ሻምፒዮን ቦስተን ማራቶን መብራህቱ ክፍለዝጊ፡ ኣብ ማራቶን ኒውዮርክ ክሳተፍ ኢዩ!!
ኤርትራዊ ኣሜሪካዊ መብራህቱ ክፍለዝጊ፡ ኣብቲ ድሕሪ ሰለስተ ወርሒ ዝካየድ ማራቶን ኒውዮርክ ከም ዝሳተፍ ኣህጉራዊ ፈደረሽን ኣትለቲክስ ኣፍሊጡ። እቲ ፈደረሽን “ ተሳትፎ መብራህቱ ክፍለዝጊ ተሳትፎ ከዋኽብቲ ኣትለታት ዘረጋግጽ’ዩ፡” ብምባል ንተሳትፎ መብራህቱ ኣብቲ ውድድር ዘለዎ ኣገዳስነት ኣጉሊሕዎ ይርከብ። ወዲ 39 ዓመት መብራህቱ፡ ንመጀመርያ ግዜ ሻምፒዮን ቦስተን ማራቶን ብምዃን ንመቦቆል ዓዱ ኤርትራን ኣሜሪካን ዘኹርዕ ዓወት ዘመዝገበን ፕረዚደንት ኦባማ ከይተረፈ ሓጎሱ ብምግላጽ ንመብራህቱ “ንፉዕ ብኣኻ ኮሪዕና” ዝበሎ ጎያያይ ኢዩ። ኣብቲ ቅድሚ ሕጂ ዝተሳተፎ ሰለስተ ኣህጉራዊ መድረኻት፡ ኣብ ኣቴንስ ብሩር፡ ኣብ ለንደን ከኣ ራብዓይ ደረጃ ሒዙ ከም ዝነበረ ጸብጻባቲ ፈደረሽን ይሕብር።
ንኣፍልጦ ሕጊ ዝሕግዝ ስልጠና ንመንእሰያት ክወሃብ’ዩ!
ቤት ጽሕፈት ፖሊስ ኪንግ ካውኒ ብዘውጽኦ መደብ መሰረት፡ “ዳህሰስቲ ሕግታት ፖሊስ” /SeaTac Police Explorers/ ብዝብል ስያመ፡ ኣብ ከተማ ሲታክ፡ ካብ 14-20 ዝዕድሚኦም ወለንተኛታት መንእሰያት ንምስልጣን ተዳልዩ ኣሎ። እዞም መንእሰያት ሰልጠንቲ ኣብ ዝተፋላለየ ህዝባዊ ኣገጣሚታት ከም ኣህጉራዊ በዓላት፡ መዓልቲ ናጽነት ኣሜሪካ “4 ሓምለ”ን ልደትን ዝኣመሰሉ ብምስታፍ ሕጊ ከኽብሩን ልምምዳት ክገብሩን ኢዮም። ካብዚ ሓሊፉ ተሳተፍቲ መደብ ምስ ፖሊስ ብምጓዓዝ ኣብ ዓበይቲ ገበናት ዝተፈጸመሉ ቦታታት ብምኻድ ጭብጥታት ኣብ ምእካብ ክሳተፉ ኢዮም።

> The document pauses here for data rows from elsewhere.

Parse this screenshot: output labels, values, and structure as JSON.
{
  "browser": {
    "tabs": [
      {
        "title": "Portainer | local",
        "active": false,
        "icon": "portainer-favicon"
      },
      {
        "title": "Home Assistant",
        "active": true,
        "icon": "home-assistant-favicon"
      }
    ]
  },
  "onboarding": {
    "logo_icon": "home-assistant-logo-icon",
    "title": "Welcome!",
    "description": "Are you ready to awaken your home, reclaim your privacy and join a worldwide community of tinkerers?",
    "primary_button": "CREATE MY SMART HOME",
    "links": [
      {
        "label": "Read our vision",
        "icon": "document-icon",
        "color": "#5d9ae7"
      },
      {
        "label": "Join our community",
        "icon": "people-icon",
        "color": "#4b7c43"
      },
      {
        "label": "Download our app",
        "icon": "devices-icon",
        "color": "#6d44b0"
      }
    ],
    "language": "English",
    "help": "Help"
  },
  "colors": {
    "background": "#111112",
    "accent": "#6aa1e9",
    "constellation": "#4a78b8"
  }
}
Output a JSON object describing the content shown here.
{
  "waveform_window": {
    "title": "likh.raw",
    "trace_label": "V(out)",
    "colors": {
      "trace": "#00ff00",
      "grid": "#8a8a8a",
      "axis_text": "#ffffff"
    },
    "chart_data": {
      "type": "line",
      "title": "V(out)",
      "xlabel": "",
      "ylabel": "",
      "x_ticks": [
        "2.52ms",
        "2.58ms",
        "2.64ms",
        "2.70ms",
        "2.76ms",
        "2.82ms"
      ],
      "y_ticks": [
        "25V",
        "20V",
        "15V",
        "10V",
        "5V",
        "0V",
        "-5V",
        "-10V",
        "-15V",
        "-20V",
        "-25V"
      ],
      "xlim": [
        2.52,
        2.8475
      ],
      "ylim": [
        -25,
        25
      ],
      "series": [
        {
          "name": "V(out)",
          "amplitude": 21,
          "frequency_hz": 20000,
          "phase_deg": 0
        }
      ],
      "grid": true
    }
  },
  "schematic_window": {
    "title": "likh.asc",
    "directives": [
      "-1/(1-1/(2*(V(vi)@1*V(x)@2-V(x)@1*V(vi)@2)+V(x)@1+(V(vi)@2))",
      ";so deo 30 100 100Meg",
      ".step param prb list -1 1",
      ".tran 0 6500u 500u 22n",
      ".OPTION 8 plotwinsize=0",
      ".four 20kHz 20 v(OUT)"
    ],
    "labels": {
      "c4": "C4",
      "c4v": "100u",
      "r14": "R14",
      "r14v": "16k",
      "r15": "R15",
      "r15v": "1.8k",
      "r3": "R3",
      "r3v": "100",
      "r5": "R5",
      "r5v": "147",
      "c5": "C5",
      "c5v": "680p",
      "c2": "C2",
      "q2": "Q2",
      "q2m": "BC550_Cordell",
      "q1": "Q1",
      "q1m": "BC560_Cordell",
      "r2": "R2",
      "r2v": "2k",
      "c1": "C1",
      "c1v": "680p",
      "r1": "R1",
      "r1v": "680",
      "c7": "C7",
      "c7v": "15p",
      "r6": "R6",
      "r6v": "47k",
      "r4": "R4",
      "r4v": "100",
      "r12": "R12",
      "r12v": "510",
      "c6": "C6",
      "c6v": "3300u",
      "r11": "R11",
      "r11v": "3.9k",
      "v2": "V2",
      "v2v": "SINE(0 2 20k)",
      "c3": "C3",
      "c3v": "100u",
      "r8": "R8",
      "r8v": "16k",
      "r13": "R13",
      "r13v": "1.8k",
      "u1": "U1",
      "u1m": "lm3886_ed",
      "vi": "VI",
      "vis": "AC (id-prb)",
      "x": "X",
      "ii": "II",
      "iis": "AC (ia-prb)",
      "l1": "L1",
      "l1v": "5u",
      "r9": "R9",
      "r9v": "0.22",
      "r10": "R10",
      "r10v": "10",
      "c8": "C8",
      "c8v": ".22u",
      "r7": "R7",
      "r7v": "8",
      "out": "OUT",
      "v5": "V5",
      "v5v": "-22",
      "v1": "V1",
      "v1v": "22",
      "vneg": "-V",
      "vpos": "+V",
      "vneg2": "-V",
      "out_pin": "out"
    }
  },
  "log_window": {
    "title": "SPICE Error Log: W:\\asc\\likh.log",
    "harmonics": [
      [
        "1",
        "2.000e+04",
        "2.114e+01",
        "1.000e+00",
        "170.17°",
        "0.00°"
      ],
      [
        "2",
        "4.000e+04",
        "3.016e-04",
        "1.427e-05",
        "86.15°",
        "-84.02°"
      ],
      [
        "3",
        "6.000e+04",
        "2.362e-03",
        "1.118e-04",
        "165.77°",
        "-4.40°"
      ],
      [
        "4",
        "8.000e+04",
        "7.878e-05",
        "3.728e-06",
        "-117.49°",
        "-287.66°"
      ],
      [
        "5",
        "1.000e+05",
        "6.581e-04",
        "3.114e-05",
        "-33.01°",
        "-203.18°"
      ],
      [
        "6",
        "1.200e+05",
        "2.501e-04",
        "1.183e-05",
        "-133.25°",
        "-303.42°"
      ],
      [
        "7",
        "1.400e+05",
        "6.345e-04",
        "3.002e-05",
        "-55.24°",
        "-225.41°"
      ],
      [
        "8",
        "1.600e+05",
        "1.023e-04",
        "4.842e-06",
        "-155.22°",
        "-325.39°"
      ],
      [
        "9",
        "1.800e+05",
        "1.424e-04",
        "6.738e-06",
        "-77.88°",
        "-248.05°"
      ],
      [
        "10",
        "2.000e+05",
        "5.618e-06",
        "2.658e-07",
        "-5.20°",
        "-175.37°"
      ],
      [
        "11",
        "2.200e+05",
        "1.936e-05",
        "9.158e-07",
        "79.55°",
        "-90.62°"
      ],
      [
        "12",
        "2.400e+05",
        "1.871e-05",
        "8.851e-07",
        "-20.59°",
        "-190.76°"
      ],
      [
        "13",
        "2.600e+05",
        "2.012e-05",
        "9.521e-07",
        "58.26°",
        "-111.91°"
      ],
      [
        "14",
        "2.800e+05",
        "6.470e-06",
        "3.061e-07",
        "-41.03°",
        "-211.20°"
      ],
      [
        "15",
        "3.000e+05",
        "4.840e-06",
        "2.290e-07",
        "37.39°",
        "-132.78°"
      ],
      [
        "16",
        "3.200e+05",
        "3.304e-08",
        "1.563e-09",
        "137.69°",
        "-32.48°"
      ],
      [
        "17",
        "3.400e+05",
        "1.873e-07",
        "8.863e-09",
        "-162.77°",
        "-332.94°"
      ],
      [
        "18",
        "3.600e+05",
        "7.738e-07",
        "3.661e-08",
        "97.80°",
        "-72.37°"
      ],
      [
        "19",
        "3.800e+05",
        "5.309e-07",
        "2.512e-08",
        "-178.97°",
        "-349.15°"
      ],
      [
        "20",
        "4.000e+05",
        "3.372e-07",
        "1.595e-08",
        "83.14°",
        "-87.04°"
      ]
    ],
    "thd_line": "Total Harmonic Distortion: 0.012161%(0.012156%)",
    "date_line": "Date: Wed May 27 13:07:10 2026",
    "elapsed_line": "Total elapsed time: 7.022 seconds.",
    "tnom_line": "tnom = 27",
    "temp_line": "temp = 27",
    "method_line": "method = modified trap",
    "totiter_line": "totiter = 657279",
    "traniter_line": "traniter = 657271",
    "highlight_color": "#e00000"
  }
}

ተሳተፍቲ ስልጠናኦም ምስ ወድኡ፡ ብድሌቶም ፖሊስ ክቑጸሩ ይኽእሉ ኢዮም። ድሌት ምስ ዘይህልዎም ድማ ንርእሶም ኣብ ሂወቶም ዝሕግዞም ኣፍልጦ ልዕልና ሕጊ ሒዞም ክወጹ ይኽእሉ። ኣብዚ መደብ ዝሳተፉ መንእሰያት፡ ምስ ተመዝገቡ ናይ ቃል መርመራን ታሪኽ ድሕረ-ባይታን ክሓልፉ ኣለዎም። ነጥቦም ከኣ ብዝወሓደ ካብ ክልተ (2.0) ንላዕሊ ክኸውን ኣለዎ። ድሌት ዘለዎም መንእሰያት ካብ ዝኾነ ይኹን ቦታ ክምዝገቡ ይኽእሉ ኢዮም።
ግዱሳት ንዝያዳ ሓበሬታ ናብ CSO Mechee Burnett at 206.973.4917 or e-mail
. ብምድዋል ወይ ብኢሜይል ተወከሱ። ዝርዝር ናይዚ ጽሑፍ ከኣ ኣብ ገጽ ክልተ ኣቕሪብናልኩም ኣለና።
ኣገዳስነት ኣፍልጦ ሕጊ ብፍላይ ኣብ መንእሰያት ኣዝዩ ዓቢ’ዩ። ቅድሚ ሕጂ ሰኣን ኣፍልጦ ሕጊ ምስ ኣኽበርቲ ሕጊ ተጋጭዮም ኣብ ቤት ማእሰርቲ ዝተዳጎኑ መንእሰያት ከም ዘለዉና ምዝካር የድሊ። ሳዕቤን ናይዚ ከኣ ኣብ ምሉእ ዝተረፈ ሂወቶም ከም ዝጸልዎም ድሮ ተገንዚብናዮ ኣለና